Work request:
Every line of the material must be copied exactly.

Records for processing Block Start

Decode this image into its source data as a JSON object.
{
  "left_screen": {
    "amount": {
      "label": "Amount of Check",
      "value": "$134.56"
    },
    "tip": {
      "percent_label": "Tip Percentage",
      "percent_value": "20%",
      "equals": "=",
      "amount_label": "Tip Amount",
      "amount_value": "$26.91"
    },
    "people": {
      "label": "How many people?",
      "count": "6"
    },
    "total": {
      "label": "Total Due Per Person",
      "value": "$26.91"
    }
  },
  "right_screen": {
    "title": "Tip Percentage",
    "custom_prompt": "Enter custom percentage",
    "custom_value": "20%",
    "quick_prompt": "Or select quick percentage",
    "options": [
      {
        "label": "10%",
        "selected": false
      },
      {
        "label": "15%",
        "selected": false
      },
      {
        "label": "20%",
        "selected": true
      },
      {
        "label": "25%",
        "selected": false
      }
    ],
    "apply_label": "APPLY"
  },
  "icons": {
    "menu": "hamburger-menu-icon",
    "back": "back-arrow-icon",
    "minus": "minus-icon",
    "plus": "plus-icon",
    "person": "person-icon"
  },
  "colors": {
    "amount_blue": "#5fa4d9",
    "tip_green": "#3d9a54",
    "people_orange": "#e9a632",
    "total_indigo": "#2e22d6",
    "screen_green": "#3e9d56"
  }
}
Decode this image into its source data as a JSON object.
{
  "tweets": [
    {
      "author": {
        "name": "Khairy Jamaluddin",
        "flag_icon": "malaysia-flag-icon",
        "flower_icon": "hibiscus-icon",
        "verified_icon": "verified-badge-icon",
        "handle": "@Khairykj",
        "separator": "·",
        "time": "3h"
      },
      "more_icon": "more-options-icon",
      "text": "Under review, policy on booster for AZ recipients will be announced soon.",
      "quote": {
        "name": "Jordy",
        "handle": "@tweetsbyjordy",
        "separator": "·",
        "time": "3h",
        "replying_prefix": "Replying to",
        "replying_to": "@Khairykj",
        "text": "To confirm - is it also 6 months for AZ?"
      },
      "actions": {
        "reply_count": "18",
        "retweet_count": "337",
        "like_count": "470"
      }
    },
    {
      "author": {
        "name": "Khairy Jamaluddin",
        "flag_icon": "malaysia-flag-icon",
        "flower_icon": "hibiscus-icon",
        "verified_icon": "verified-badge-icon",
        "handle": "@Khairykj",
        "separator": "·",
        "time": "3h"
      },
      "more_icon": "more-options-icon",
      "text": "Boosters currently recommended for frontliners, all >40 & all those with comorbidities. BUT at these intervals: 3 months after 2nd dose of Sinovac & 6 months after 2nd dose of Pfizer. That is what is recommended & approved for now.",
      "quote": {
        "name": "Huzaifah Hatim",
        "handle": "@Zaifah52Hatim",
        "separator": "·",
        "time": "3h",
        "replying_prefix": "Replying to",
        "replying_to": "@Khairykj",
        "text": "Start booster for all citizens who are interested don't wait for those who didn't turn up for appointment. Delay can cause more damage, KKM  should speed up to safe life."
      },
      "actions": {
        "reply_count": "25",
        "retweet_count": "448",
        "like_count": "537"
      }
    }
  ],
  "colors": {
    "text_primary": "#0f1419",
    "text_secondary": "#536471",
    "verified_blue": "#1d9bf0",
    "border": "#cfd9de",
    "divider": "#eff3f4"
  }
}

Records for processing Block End

Completed exercise:
Decode this image into its source data as a JSON object.
{
  "left_screen": {
    "amount": {
      "label": "Amount of Check",
      "value": "$134.56"
    },
    "tip": {
      "percent_label": "Tip Percentage",
      "percent_value": "20%",
      "equals": "=",
      "amount_label": "Tip Amount",
      "amount_value": "$26.91"
    },
    "people": {
      "label": "How many people?",
      "count": "6"
    },
    "total": {
      "label": "Total Due Per Person",
      "value": "$26.91"
    }
  },
  "right_screen": {
    "title": "Tip Percentage",
    "custom_prompt": "Enter custom percentage",
    "custom_value": "20%",
    "quick_prompt": "Or select quick percentage",
    "options": [
      {
        "label": "10%",
        "selected": false
      },
      {
        "label": "15%",
        "selected": false
      },
      {
        "label": "20%",
        "selected": true
      },
      {
        "label": "25%",
        "selected": false
      }
    ],
    "apply_label": "APPLY"
  },
  "icons": {
    "menu": "hamburger-menu-icon",
    "back": "back-arrow-icon",
    "minus": "minus-icon",
    "plus": "plus-icon",
    "person": "person-icon"
  },
  "colors": {
    "amount_blue": "#5fa4d9",
    "tip_green": "#3d9a54",
    "people_orange": "#e9a632",
    "total_indigo": "#2e22d6",
    "screen_green": "#3e9d56"
  }
}
Decode this image into its source data as a JSON object.
{
  "tweets": [
    {
      "author": {
        "name": "Khairy Jamaluddin",
        "flag_icon": "malaysia-flag-icon",
        "flower_icon": "hibiscus-icon",
        "verified_icon": "verified-badge-icon",
        "handle": "@Khairykj",
        "separator": "·",
        "time": "3h"
      },
      "more_icon": "more-options-icon",
      "text": "Under review, policy on booster for AZ recipients will be announced soon.",
      "quote": {
        "name": "Jordy",
        "handle": "@tweetsbyjordy",
        "separator": "·",
        "time": "3h",
        "replying_prefix": "Replying to",
        "replying_to": "@Khairykj",
        "text": "To confirm - is it also 6 months for AZ?"
      },
      "actions": {
        "reply_count": "18",
        "retweet_count": "337",
        "like_count": "470"
      }
    },
    {
      "author": {
        "name": "Khairy Jamaluddin",
        "flag_icon": "malaysia-flag-icon",
        "flower_icon": "hibiscus-icon",
        "verified_icon": "verified-badge-icon",
        "handle": "@Khairykj",
        "separator": "·",
        "time": "3h"
      },
      "more_icon": "more-options-icon",
      "text": "Boosters currently recommended for frontliners, all >40 & all those with comorbidities. BUT at these intervals: 3 months after 2nd dose of Sinovac & 6 months after 2nd dose of Pfizer. That is what is recommended & approved for now.",
      "quote": {
        "name": "Huzaifah Hatim",
        "handle": "@Zaifah52Hatim",
        "separator": "·",
        "time": "3h",
        "replying_prefix": "Replying to",
        "replying_to": "@Khairykj",
        "text": "Start booster for all citizens who are interested don't wait for those who didn't turn up for appointment. Delay can cause more damage, KKM  should speed up to safe life."
      },
      "actions": {
        "reply_count": "25",
        "retweet_count": "448",
        "like_count": "537"
      }
    }
  ],
  "colors": {
    "text_primary": "#0f1419",
    "text_secondary": "#536471",
    "verified_blue": "#1d9bf0",
    "border": "#cfd9de",
    "divider": "#eff3f4"
  }
}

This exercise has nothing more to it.